Website and app data records:
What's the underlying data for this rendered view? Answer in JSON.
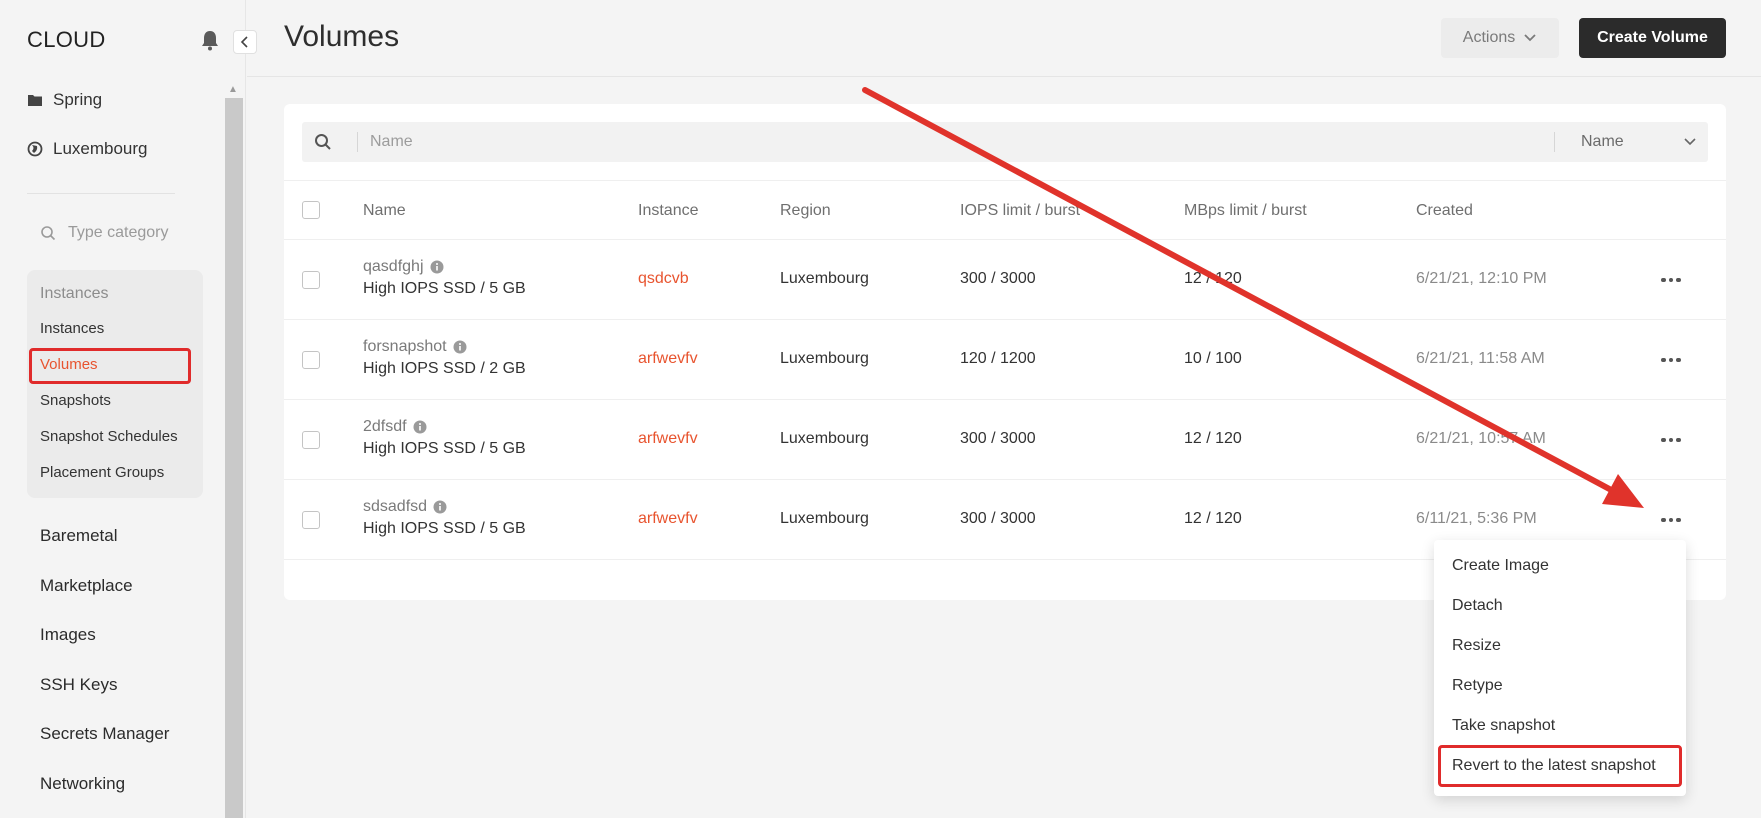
{
  "sidebar": {
    "logo": "CLOUD",
    "project": "Spring",
    "region": "Luxembourg",
    "category_search_placeholder": "Type category",
    "group": {
      "title": "Instances",
      "items": [
        "Instances",
        "Volumes",
        "Snapshots",
        "Snapshot Schedules",
        "Placement Groups"
      ],
      "active": "Volumes"
    },
    "nav": [
      "Baremetal",
      "Marketplace",
      "Images",
      "SSH Keys",
      "Secrets Manager",
      "Networking"
    ]
  },
  "header": {
    "title": "Volumes",
    "actions_label": "Actions",
    "create_label": "Create Volume"
  },
  "search": {
    "placeholder": "Name",
    "sort_by": "Name"
  },
  "table": {
    "columns": [
      "Name",
      "Instance",
      "Region",
      "IOPS limit / burst",
      "MBps limit / burst",
      "Created"
    ],
    "rows": [
      {
        "name": "qasdfghj",
        "type": "High IOPS SSD / 5 GB",
        "instance": "qsdcvb",
        "region": "Luxembourg",
        "iops": "300 / 3000",
        "mbps": "12 / 120",
        "created": "6/21/21, 12:10 PM"
      },
      {
        "name": "forsnapshot",
        "type": "High IOPS SSD / 2 GB",
        "instance": "arfwevfv",
        "region": "Luxembourg",
        "iops": "120 / 1200",
        "mbps": "10 / 100",
        "created": "6/21/21, 11:58 AM"
      },
      {
        "name": "2dfsdf",
        "type": "High IOPS SSD / 5 GB",
        "instance": "arfwevfv",
        "region": "Luxembourg",
        "iops": "300 / 3000",
        "mbps": "12 / 120",
        "created": "6/21/21, 10:57 AM"
      },
      {
        "name": "sdsadfsd",
        "type": "High IOPS SSD / 5 GB",
        "instance": "arfwevfv",
        "region": "Luxembourg",
        "iops": "300 / 3000",
        "mbps": "12 / 120",
        "created": "6/11/21, 5:36 PM"
      }
    ]
  },
  "context_menu": {
    "items": [
      "Create Image",
      "Detach",
      "Resize",
      "Retype",
      "Take snapshot",
      "Revert to the latest snapshot"
    ],
    "highlighted": "Revert to the latest snapshot"
  },
  "colors": {
    "accent": "#e8542f",
    "annotation": "#e02b2b",
    "primary_button": "#2b2b2b"
  }
}
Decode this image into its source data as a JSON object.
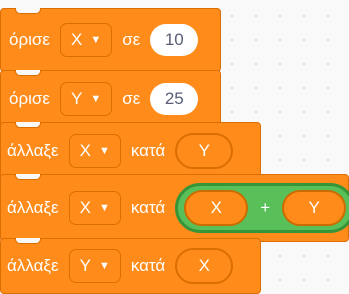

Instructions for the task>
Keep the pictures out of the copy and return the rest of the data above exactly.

Expected output>
What's the underlying data for this rendered view? Answer in JSON.
{
  "sidebar": {
    "logo": "CLOUD",
    "project": "Spring",
    "region": "Luxembourg",
    "category_search_placeholder": "Type category",
    "group": {
      "title": "Instances",
      "items": [
        "Instances",
        "Volumes",
        "Snapshots",
        "Snapshot Schedules",
        "Placement Groups"
      ],
      "active": "Volumes"
    },
    "nav": [
      "Baremetal",
      "Marketplace",
      "Images",
      "SSH Keys",
      "Secrets Manager",
      "Networking"
    ]
  },
  "header": {
    "title": "Volumes",
    "actions_label": "Actions",
    "create_label": "Create Volume"
  },
  "search": {
    "placeholder": "Name",
    "sort_by": "Name"
  },
  "table": {
    "columns": [
      "Name",
      "Instance",
      "Region",
      "IOPS limit / burst",
      "MBps limit / burst",
      "Created"
    ],
    "rows": [
      {
        "name": "qasdfghj",
        "type": "High IOPS SSD / 5 GB",
        "instance": "qsdcvb",
        "region": "Luxembourg",
        "iops": "300 / 3000",
        "mbps": "12 / 120",
        "created": "6/21/21, 12:10 PM"
      },
      {
        "name": "forsnapshot",
        "type": "High IOPS SSD / 2 GB",
        "instance": "arfwevfv",
        "region": "Luxembourg",
        "iops": "120 / 1200",
        "mbps": "10 / 100",
        "created": "6/21/21, 11:58 AM"
      },
      {
        "name": "2dfsdf",
        "type": "High IOPS SSD / 5 GB",
        "instance": "arfwevfv",
        "region": "Luxembourg",
        "iops": "300 / 3000",
        "mbps": "12 / 120",
        "created": "6/21/21, 10:57 AM"
      },
      {
        "name": "sdsadfsd",
        "type": "High IOPS SSD / 5 GB",
        "instance": "arfwevfv",
        "region": "Luxembourg",
        "iops": "300 / 3000",
        "mbps": "12 / 120",
        "created": "6/11/21, 5:36 PM"
      }
    ]
  },
  "context_menu": {
    "items": [
      "Create Image",
      "Detach",
      "Resize",
      "Retype",
      "Take snapshot",
      "Revert to the latest snapshot"
    ],
    "highlighted": "Revert to the latest snapshot"
  },
  "colors": {
    "accent": "#e8542f",
    "annotation": "#e02b2b",
    "primary_button": "#2b2b2b"
  }
}
Decode this image into its source data as a JSON object.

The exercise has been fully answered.